[Dataset entries]
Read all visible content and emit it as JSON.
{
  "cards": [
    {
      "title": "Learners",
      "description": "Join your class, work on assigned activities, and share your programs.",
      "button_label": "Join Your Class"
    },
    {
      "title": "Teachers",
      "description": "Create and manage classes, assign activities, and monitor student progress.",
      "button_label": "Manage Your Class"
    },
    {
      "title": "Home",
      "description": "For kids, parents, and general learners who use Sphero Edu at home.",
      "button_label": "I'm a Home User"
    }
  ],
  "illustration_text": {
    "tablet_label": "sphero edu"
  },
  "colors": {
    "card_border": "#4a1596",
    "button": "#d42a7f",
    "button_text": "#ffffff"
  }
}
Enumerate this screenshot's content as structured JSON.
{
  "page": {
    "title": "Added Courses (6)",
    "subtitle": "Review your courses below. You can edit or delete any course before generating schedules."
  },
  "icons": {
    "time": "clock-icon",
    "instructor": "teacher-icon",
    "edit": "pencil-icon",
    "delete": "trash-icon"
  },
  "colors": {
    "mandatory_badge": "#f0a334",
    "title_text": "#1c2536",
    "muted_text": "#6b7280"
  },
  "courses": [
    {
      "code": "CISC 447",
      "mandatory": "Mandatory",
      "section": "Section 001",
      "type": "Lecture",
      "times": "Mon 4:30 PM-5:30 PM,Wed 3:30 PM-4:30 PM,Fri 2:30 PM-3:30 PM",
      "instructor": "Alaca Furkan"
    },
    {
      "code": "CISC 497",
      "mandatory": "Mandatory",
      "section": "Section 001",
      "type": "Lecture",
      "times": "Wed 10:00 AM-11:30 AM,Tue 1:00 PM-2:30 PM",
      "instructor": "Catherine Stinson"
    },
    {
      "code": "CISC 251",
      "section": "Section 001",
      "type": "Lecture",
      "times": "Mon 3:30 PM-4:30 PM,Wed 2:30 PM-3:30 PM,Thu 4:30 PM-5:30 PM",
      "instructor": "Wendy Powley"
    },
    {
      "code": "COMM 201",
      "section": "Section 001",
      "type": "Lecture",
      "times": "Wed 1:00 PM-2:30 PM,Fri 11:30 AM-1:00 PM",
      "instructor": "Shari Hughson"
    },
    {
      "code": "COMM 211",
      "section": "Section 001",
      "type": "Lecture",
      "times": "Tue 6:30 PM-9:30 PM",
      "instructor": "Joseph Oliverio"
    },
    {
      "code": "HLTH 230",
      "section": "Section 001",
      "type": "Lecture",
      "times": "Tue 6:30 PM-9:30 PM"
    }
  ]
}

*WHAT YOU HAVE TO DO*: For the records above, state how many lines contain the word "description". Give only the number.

*SOLUTION*: 3